The Drama Desk Awards - the last big event leading up to the Tonys - was co-hosted Sunday evening by Brooke Shields and Brian d’Arcy James (“Smash”). The awards are given by a group of theater critics, writers and editors to reward excellence in New York theater on Broadway, Off-Broadway and Off-Off Broadway. And for the Broadway actors, the Drama Desk ceremony also gives them a chance to practice their award-winning speeches one last time before they have to do it at the Tonys, live on national television. Not that the Drama Desk Awards invite a tea-leaf reading of what it going to happen at the Tonys. Just as an example, in 1909, “9 to 5,” the Dolly Parton-scored musical based on the film of the same name, received 15 nominations, a record for the Drama Desk, but when the Tonys rolled around, “9 to 5” received only four Tony nominations and didn’t win any.
Judy Kaye told us last night she saw no connection between winning a Drama Desk Award and winning a Tony. She had just won a Drama Desk Award for best featured actress in a musical for “Nice Work If you Can Get It,” her first Drama Desk win she told us. She was sanguine about her chances of winning a Tony Award though. She told us that when she was in “Phantom of the Opera,” “I was nominated for the Drama Desk. I didn’t win it, but I won the Tony,” she said. “I’ve been to this dance, I can’t even tell you how many times.”
This year though the Drama Desk may be on the mark when it comes to predicting the big winners on Tony night. The musical “Once,” based on the 2006 feature film about a love affair between a Czech flower seller and an Irish street musician who make music and fall in love in Dublin, lead the Drama Desk Awards with four wins, for best musical, director (John Tiffany), lyrics (Glen Hansard and Marketa Irglova) and orchestrations. The musical has received 11 Tony nominations, more than any other production, and the Drama Desk wins give it extra momentum for the Tonys.
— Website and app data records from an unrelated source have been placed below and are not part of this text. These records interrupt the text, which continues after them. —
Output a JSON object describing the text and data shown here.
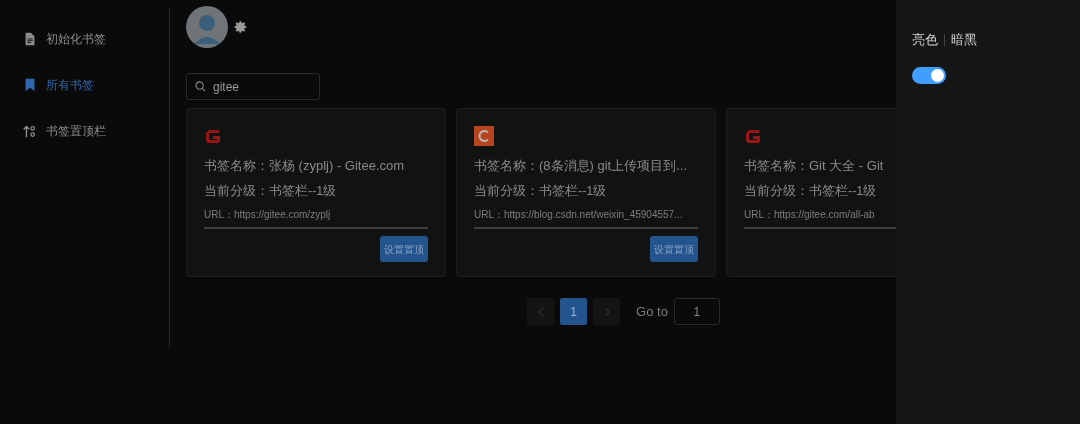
{
  "sidebar": {
    "items": [
      {
        "kind": "file",
        "label": "初始化书签",
        "selected": false
      },
      {
        "kind": "bookmark",
        "label": "所有书签",
        "selected": true
      },
      {
        "kind": "sort",
        "label": "书签置顶栏",
        "selected": false
      }
    ]
  },
  "search": {
    "value": "gitee"
  },
  "cards": [
    {
      "kind": "gitee",
      "name": "书签名称：张杨 (zyplj) - Gitee.com",
      "level": "当前分级：书签栏--1级",
      "url": "URL：https://gitee.com/zyplj",
      "button": "设置置顶"
    },
    {
      "kind": "csdn",
      "name": "书签名称：(8条消息) git上传项目到...",
      "level": "当前分级：书签栏--1级",
      "url": "URL：https://blog.csdn.net/weixin_45904557...",
      "button": "设置置顶"
    },
    {
      "kind": "gitee",
      "name": "书签名称：Git 大全 - Git",
      "level": "当前分级：书签栏--1级",
      "url": "URL：https://gitee.com/all-ab"
    }
  ],
  "pagination": {
    "pages": [
      {
        "label": "1",
        "selected": true
      }
    ],
    "goto_label": "Go to",
    "goto_value": "1"
  },
  "drawer": {
    "theme_labels": [
      "亮色",
      "暗黑"
    ],
    "toggle": {
      "on": true
    }
  }
}
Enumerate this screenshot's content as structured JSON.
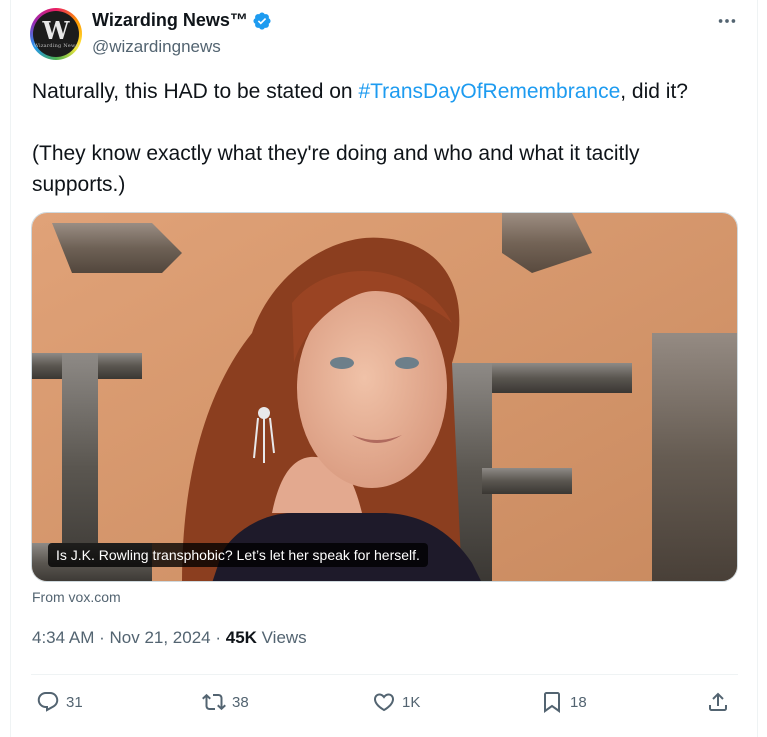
{
  "author": {
    "display_name": "Wizarding News™",
    "handle": "@wizardingnews",
    "avatar_letter": "W",
    "avatar_subtext": "Wizarding News"
  },
  "tweet": {
    "line1_pre": "Naturally, this HAD to be stated on ",
    "hashtag": "#TransDayOfRemembrance",
    "line1_post": ", did it?",
    "line2": "(They know exactly what they're doing and who and what it tacitly supports.)"
  },
  "link_card": {
    "caption": "Is J.K. Rowling transphobic? Let’s let her speak for herself.",
    "source": "From vox.com"
  },
  "meta": {
    "time": "4:34 AM",
    "sep1": " · ",
    "date": "Nov 21, 2024",
    "sep2": " · ",
    "views_count": "45K",
    "views_label": " Views"
  },
  "actions": {
    "replies": "31",
    "reposts": "38",
    "likes": "1K",
    "bookmarks": "18"
  },
  "icons": {
    "more": "more-horizontal-icon",
    "verified": "verified-badge-icon",
    "reply": "reply-icon",
    "repost": "repost-icon",
    "like": "heart-icon",
    "bookmark": "bookmark-icon",
    "share": "share-icon"
  },
  "colors": {
    "accent": "#1d9bf0",
    "text": "#0f1419",
    "muted": "#536471"
  }
}
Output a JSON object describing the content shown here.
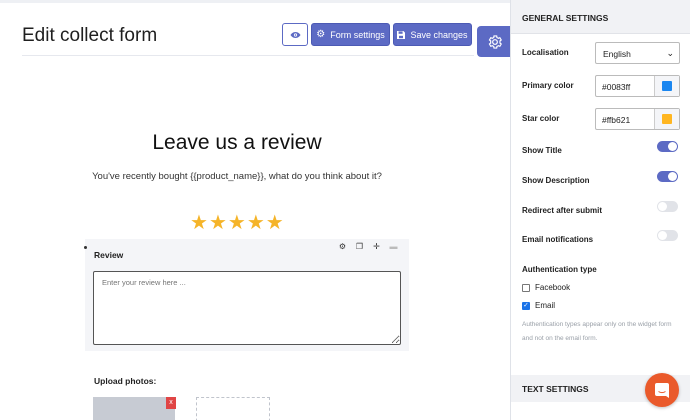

Following with three Drama Desk Awards each, were Arthur Miller’s “Death of a Salesman” (best revival, director, lighting design), “One Man, Two Guvnors,” for best actor (James Corden), featured actor (Tom Edden) and best music in a play, and the Gershwin musical “Nice Work If You Can Get it), for best featured actor and actress (Michael McGrath and Judy Kaye) and outstanding book of a musical for Joe DiPietro.
“Tribes,” Nina Raine’s off-Broadway play was named best play, beating out the Broadway productions of David Henry Hwang’s “Chinglish” and Nicky Silver’s “The Lyons,” along with the off-Broadway production of Lynn Nottage’s critically-acclaimed play, “By the Way, Meet Vera Stark.”
The Irish actor Cillian Murphy received a Drama Desk Award for best solo performance for “Misterman,” beating out Dennis O’Hare, who won an Outer Critics Circle Award in this category.